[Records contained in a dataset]
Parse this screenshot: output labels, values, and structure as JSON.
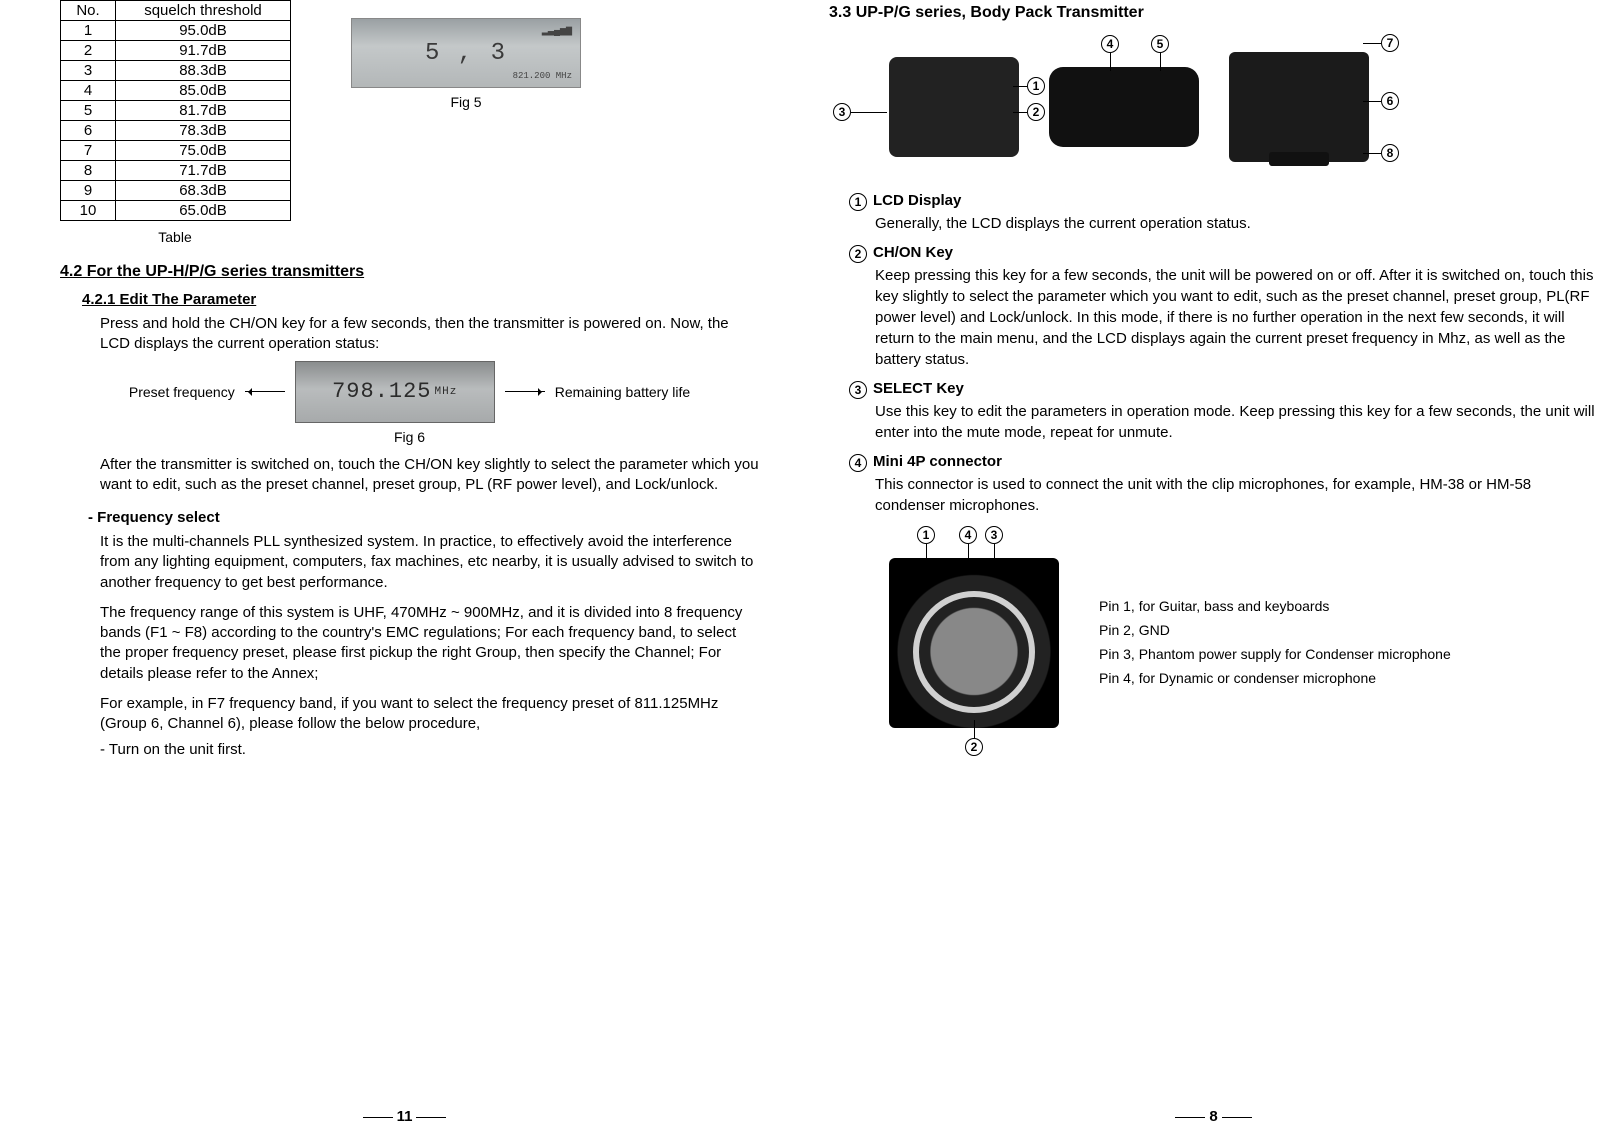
{
  "left": {
    "table": {
      "headers": {
        "no": "No.",
        "squelch": "squelch threshold"
      },
      "rows": [
        {
          "no": "1",
          "val": "95.0dB"
        },
        {
          "no": "2",
          "val": "91.7dB"
        },
        {
          "no": "3",
          "val": "88.3dB"
        },
        {
          "no": "4",
          "val": "85.0dB"
        },
        {
          "no": "5",
          "val": "81.7dB"
        },
        {
          "no": "6",
          "val": "78.3dB"
        },
        {
          "no": "7",
          "val": "75.0dB"
        },
        {
          "no": "8",
          "val": "71.7dB"
        },
        {
          "no": "9",
          "val": "68.3dB"
        },
        {
          "no": "10",
          "val": "65.0dB"
        }
      ],
      "caption": "Table"
    },
    "fig5": {
      "display": "5 ,  3",
      "sub1": "▂▃▄▅▆",
      "sub2": "821.200 MHz",
      "caption": "Fig 5"
    },
    "sec42": "4.2 For the UP-H/P/G series transmitters",
    "sec421": "4.2.1 Edit The Parameter",
    "para1": "Press and hold the CH/ON key for a few seconds, then the transmitter is powered on. Now, the LCD displays the current operation status:",
    "fig6": {
      "left_label": "Preset frequency",
      "display": "798.125",
      "mhz": "MHz",
      "right_label": "Remaining battery life",
      "caption": "Fig 6"
    },
    "para2": "After the transmitter is switched on, touch the CH/ON  key slightly to select the parameter which you want to edit, such as the preset channel, preset group, PL (RF power level), and Lock/unlock.",
    "freq_head": "-  Frequency select",
    "para3": "It is the multi-channels PLL synthesized system. In practice, to effectively avoid the interference from any lighting equipment, computers, fax machines, etc nearby, it is usually advised to switch to another frequency to get best performance.",
    "para4": "The frequency range of this system is UHF, 470MHz ~ 900MHz, and it is divided into 8 frequency bands (F1 ~ F8) according to the country's EMC regulations; For each frequency band, to select the proper frequency preset, please first pickup the right Group, then specify the Channel; For details please refer to the Annex;",
    "para5": "For example, in F7 frequency band, if you want to select the frequency preset of 811.125MHz (Group 6, Channel 6),   please follow the below procedure,",
    "para6": "- Turn on the unit first.",
    "page_num": "11"
  },
  "right": {
    "sec33": "3.3 UP-P/G series, Body Pack Transmitter",
    "callouts": {
      "c1": "1",
      "c2": "2",
      "c3": "3",
      "c4": "4",
      "c5": "5",
      "c6": "6",
      "c7": "7",
      "c8": "8"
    },
    "items": [
      {
        "num": "1",
        "title": "LCD Display",
        "body": "Generally, the LCD displays the current operation status."
      },
      {
        "num": "2",
        "title": "CH/ON Key",
        "body": "Keep pressing this key for a few seconds, the unit will be powered on or off. After it is switched on, touch this key slightly to select the parameter which you want to edit, such as the preset channel, preset group, PL(RF power  level) and Lock/unlock. In this mode, if there is no further operation in the next few seconds, it will return to the main menu, and the LCD displays again the current preset frequency in Mhz, as well as the battery status."
      },
      {
        "num": "3",
        "title": "SELECT Key",
        "body": "Use this key to edit the parameters in operation mode. Keep pressing this key for a few seconds, the unit will enter into the mute mode, repeat for unmute."
      },
      {
        "num": "4",
        "title": "Mini 4P connector",
        "body": "This connector is used to connect the unit with the clip microphones, for example, HM-38 or HM-58 condenser microphones."
      }
    ],
    "connector": {
      "top_labels": {
        "a": "1",
        "b": "4",
        "c": "3"
      },
      "bottom_label": "2",
      "pins": [
        "Pin 1, for Guitar, bass and keyboards",
        "Pin 2, GND",
        "Pin 3, Phantom power supply for Condenser microphone",
        "Pin 4, for Dynamic or condenser microphone"
      ]
    },
    "page_num": "8"
  }
}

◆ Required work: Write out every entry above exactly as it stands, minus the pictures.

◆ Response area:
Parse this screenshot: output labels, values, and structure as JSON.
{
  "left": {
    "table": {
      "headers": {
        "no": "No.",
        "squelch": "squelch threshold"
      },
      "rows": [
        {
          "no": "1",
          "val": "95.0dB"
        },
        {
          "no": "2",
          "val": "91.7dB"
        },
        {
          "no": "3",
          "val": "88.3dB"
        },
        {
          "no": "4",
          "val": "85.0dB"
        },
        {
          "no": "5",
          "val": "81.7dB"
        },
        {
          "no": "6",
          "val": "78.3dB"
        },
        {
          "no": "7",
          "val": "75.0dB"
        },
        {
          "no": "8",
          "val": "71.7dB"
        },
        {
          "no": "9",
          "val": "68.3dB"
        },
        {
          "no": "10",
          "val": "65.0dB"
        }
      ],
      "caption": "Table"
    },
    "fig5": {
      "display": "5 ,  3",
      "sub1": "▂▃▄▅▆",
      "sub2": "821.200 MHz",
      "caption": "Fig 5"
    },
    "sec42": "4.2 For the UP-H/P/G series transmitters",
    "sec421": "4.2.1 Edit The Parameter",
    "para1": "Press and hold the CH/ON key for a few seconds, then the transmitter is powered on. Now, the LCD displays the current operation status:",
    "fig6": {
      "left_label": "Preset frequency",
      "display": "798.125",
      "mhz": "MHz",
      "right_label": "Remaining battery life",
      "caption": "Fig 6"
    },
    "para2": "After the transmitter is switched on, touch the CH/ON  key slightly to select the parameter which you want to edit, such as the preset channel, preset group, PL (RF power level), and Lock/unlock.",
    "freq_head": "-  Frequency select",
    "para3": "It is the multi-channels PLL synthesized system. In practice, to effectively avoid the interference from any lighting equipment, computers, fax machines, etc nearby, it is usually advised to switch to another frequency to get best performance.",
    "para4": "The frequency range of this system is UHF, 470MHz ~ 900MHz, and it is divided into 8 frequency bands (F1 ~ F8) according to the country's EMC regulations; For each frequency band, to select the proper frequency preset, please first pickup the right Group, then specify the Channel; For details please refer to the Annex;",
    "para5": "For example, in F7 frequency band, if you want to select the frequency preset of 811.125MHz (Group 6, Channel 6),   please follow the below procedure,",
    "para6": "- Turn on the unit first.",
    "page_num": "11"
  },
  "right": {
    "sec33": "3.3 UP-P/G series, Body Pack Transmitter",
    "callouts": {
      "c1": "1",
      "c2": "2",
      "c3": "3",
      "c4": "4",
      "c5": "5",
      "c6": "6",
      "c7": "7",
      "c8": "8"
    },
    "items": [
      {
        "num": "1",
        "title": "LCD Display",
        "body": "Generally, the LCD displays the current operation status."
      },
      {
        "num": "2",
        "title": "CH/ON Key",
        "body": "Keep pressing this key for a few seconds, the unit will be powered on or off. After it is switched on, touch this key slightly to select the parameter which you want to edit, such as the preset channel, preset group, PL(RF power  level) and Lock/unlock. In this mode, if there is no further operation in the next few seconds, it will return to the main menu, and the LCD displays again the current preset frequency in Mhz, as well as the battery status."
      },
      {
        "num": "3",
        "title": "SELECT Key",
        "body": "Use this key to edit the parameters in operation mode. Keep pressing this key for a few seconds, the unit will enter into the mute mode, repeat for unmute."
      },
      {
        "num": "4",
        "title": "Mini 4P connector",
        "body": "This connector is used to connect the unit with the clip microphones, for example, HM-38 or HM-58 condenser microphones."
      }
    ],
    "connector": {
      "top_labels": {
        "a": "1",
        "b": "4",
        "c": "3"
      },
      "bottom_label": "2",
      "pins": [
        "Pin 1, for Guitar, bass and keyboards",
        "Pin 2, GND",
        "Pin 3, Phantom power supply for Condenser microphone",
        "Pin 4, for Dynamic or condenser microphone"
      ]
    },
    "page_num": "8"
  }
}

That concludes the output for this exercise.